In late December, when Mellon Bank Corp. announced it was acquiring a pension benefits consulting business, the move did not get the attention many recent bank mergers have received.
But W. Keith Smith, vice chairman and head of Mellon's trust and investment services, ranks the acquisition of Buck Consultants Inc. as one of the most important the bank has made in recent years. He compares it to the much-ballyhooed purchases of Boston Co. and Dreyfus Corp., two companies that gave Pittsburgh-based Mellon a sizable presence in mutual fund and custodial trust services.
The Buck purchase, which closed July 1, is a good example of how banks are entering businesses that have only a passing resemblance to commercial banking. Northern Trust Corp. is the only other major banking company to own such a company. It acquired Hazlehurst Associates in 1994.
Like Boston Co. and Dreyfus, Buck will help Mellon attract and retain customers as it diversifies its mix of businesses beyond traditional banking, Mr. Smith said.
Buck, which is based in New York, provides actuarial services to pension plans, helps companies design retirement programs for their employees, and provides consulting on compensation and investment management. In all, it serves more than $400 billion in pension assets.
The term "consultant" does not really apply to Buck, Mr. Smith said. Its business is data-driven, "much more like a custody business," Mr. Smith said. Mellon officials expect the demand for such services to skyrocket over the next several years.
Buck typically serves companies that have gone through a series of mergers and have had to track employee records through each change of status. The recordkeeping functions are so tedious and burdensome that many companies are turning to outsourcing companies.
Mellon is hoping for cross-selling opportunities. Buck has 5,000 corporate clients, and Mr. Smith believes the bank can sell its institutional trust and personal investment products to many of those companies.
Northern Trust officials said its acquisition of Hazlehurst attracted more than 50 new custodial trust customers.

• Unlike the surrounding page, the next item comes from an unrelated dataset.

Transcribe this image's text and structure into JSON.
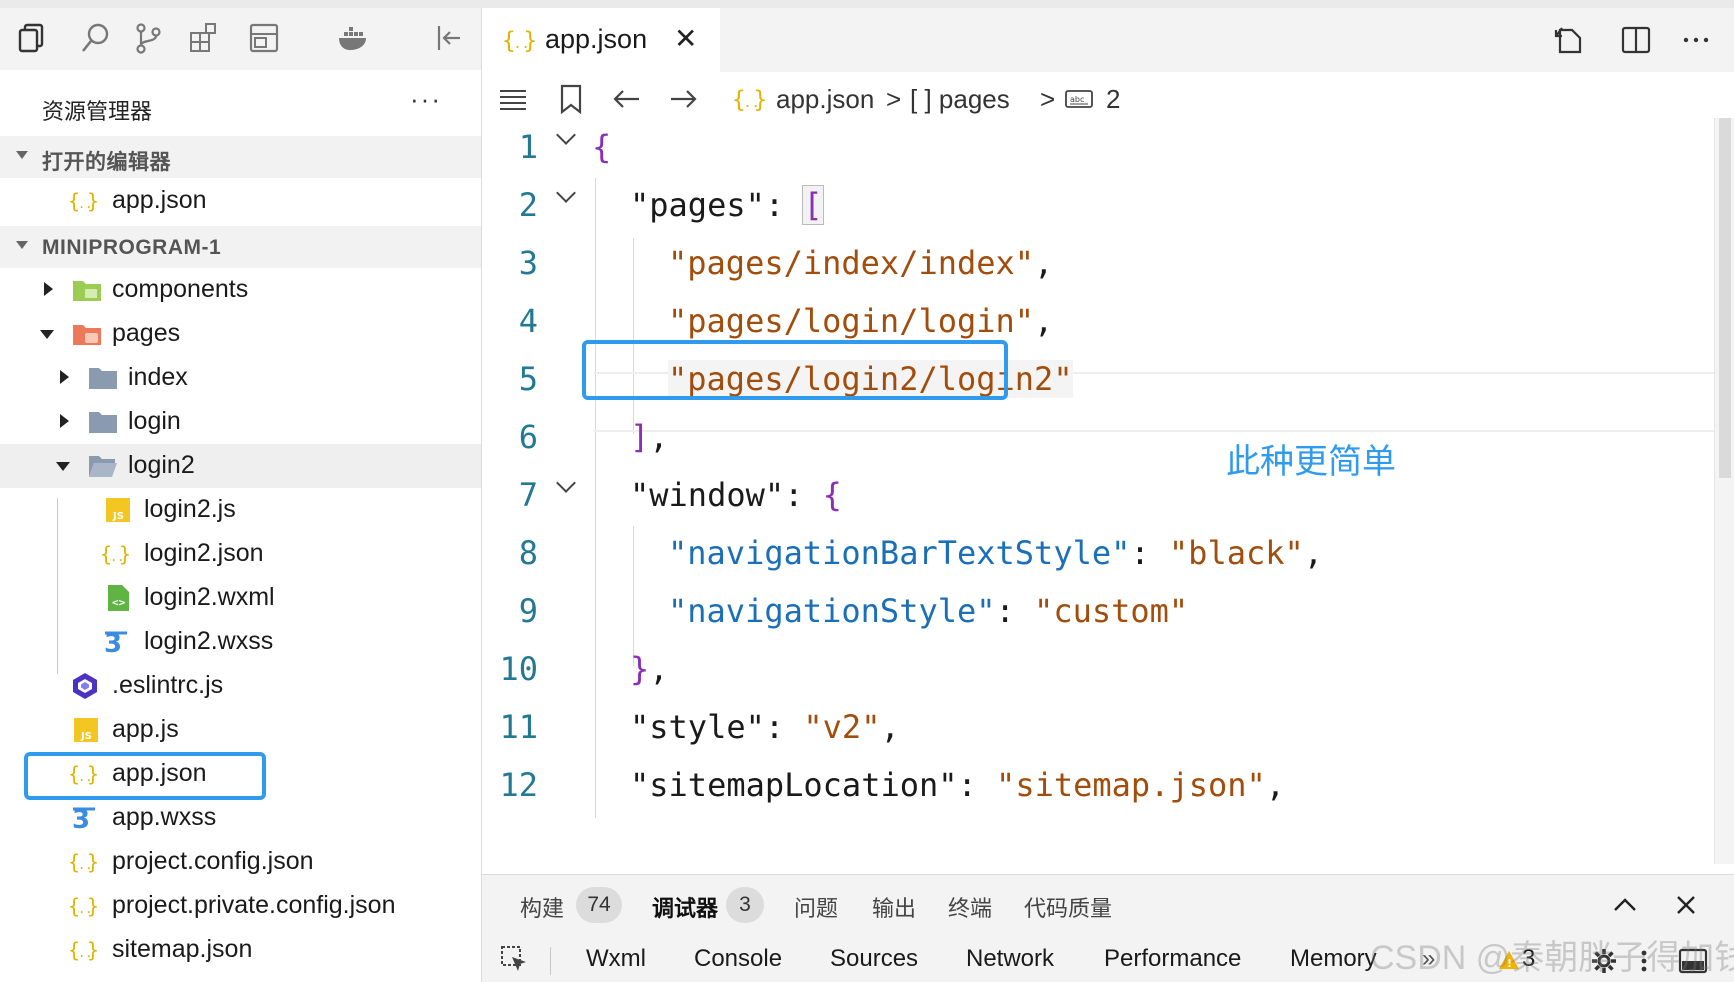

Moreover, Hazlehurst's business has been growing fast enough to justify doubling its staff to 300 since Northern bought it, a spokeswoman said.
Mr. Smith has similar hopes of growth through being able to offer yet another service that could make Mellon more attractive to efficiency-minded companies.
"As corporate staffs become thinner and global pressure forces companies to keep costs down, corporations will reduce the number of people they buy services and goods from," Mr. Smith said.
Adding such a new and different type of businesses is okay, say analysts, as long as Mellon does not spread itself too thin across too many specialties.
"The trade-off is there is an additional degree of operating risk when you add additional businesses," said Michael Mayo, an analyst with Credit Suisse First Boston. "So far, Mellon's plans have panned out."
Mr. Smith sees little danger "as long as your products are in a family of businesses that are related and are going to the same client base."